TASK REQUIREMENTS: State the number of lines in the following data that contain the string "title", and nothing else.

----------------------------------------

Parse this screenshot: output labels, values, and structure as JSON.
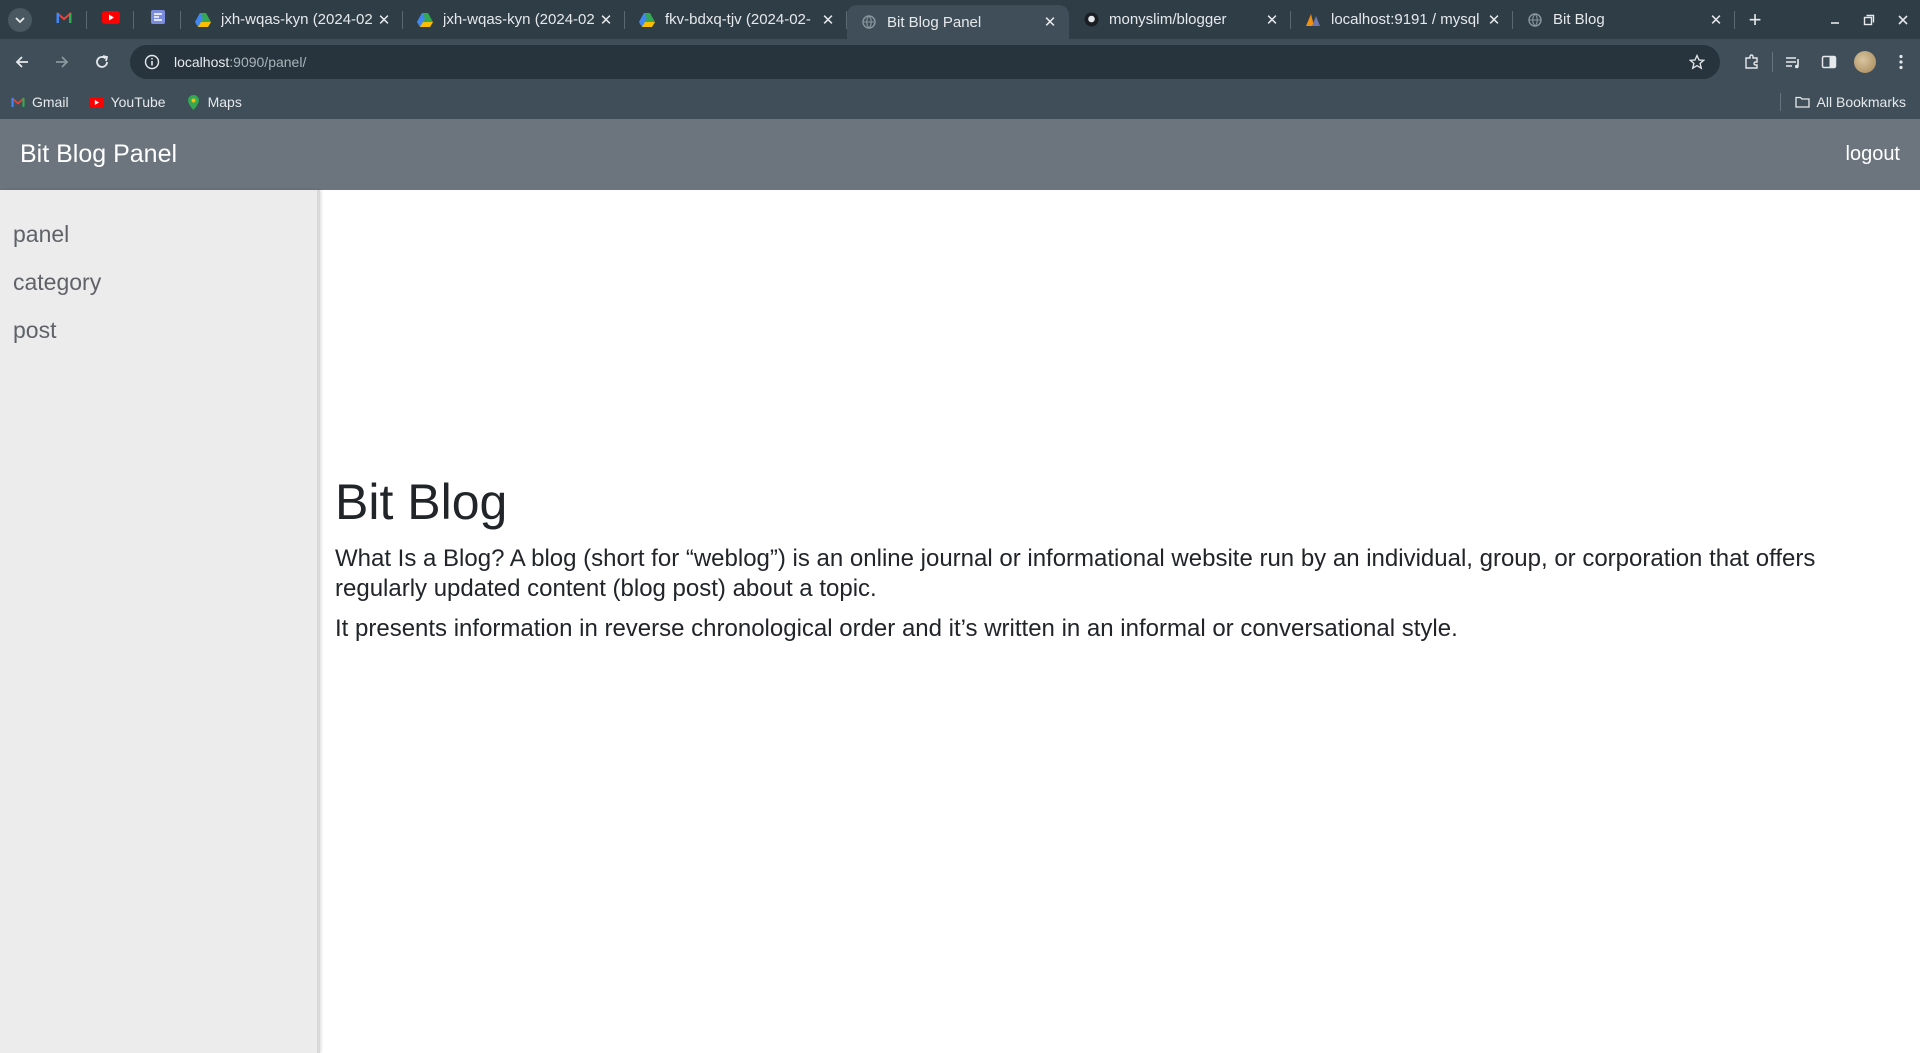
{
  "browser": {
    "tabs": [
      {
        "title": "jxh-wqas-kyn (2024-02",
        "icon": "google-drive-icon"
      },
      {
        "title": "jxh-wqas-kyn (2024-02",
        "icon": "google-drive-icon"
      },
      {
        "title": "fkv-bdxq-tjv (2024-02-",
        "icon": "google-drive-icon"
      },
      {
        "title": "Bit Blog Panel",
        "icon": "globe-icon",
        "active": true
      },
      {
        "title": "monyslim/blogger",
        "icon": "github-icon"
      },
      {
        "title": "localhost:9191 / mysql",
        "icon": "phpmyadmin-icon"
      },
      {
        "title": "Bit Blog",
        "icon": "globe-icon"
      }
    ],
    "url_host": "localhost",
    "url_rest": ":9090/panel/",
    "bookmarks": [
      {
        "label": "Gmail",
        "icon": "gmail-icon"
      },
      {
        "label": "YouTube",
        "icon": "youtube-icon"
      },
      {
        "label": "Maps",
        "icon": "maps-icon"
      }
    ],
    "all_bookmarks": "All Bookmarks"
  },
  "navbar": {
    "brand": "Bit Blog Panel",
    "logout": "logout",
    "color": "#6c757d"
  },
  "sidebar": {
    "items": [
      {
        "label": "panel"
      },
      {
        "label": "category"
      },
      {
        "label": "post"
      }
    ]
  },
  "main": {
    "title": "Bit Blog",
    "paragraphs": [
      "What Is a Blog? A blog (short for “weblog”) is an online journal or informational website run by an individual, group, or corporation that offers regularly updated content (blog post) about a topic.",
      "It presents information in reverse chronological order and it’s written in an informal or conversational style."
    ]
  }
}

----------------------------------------

EXERCISE OUTPUT: 8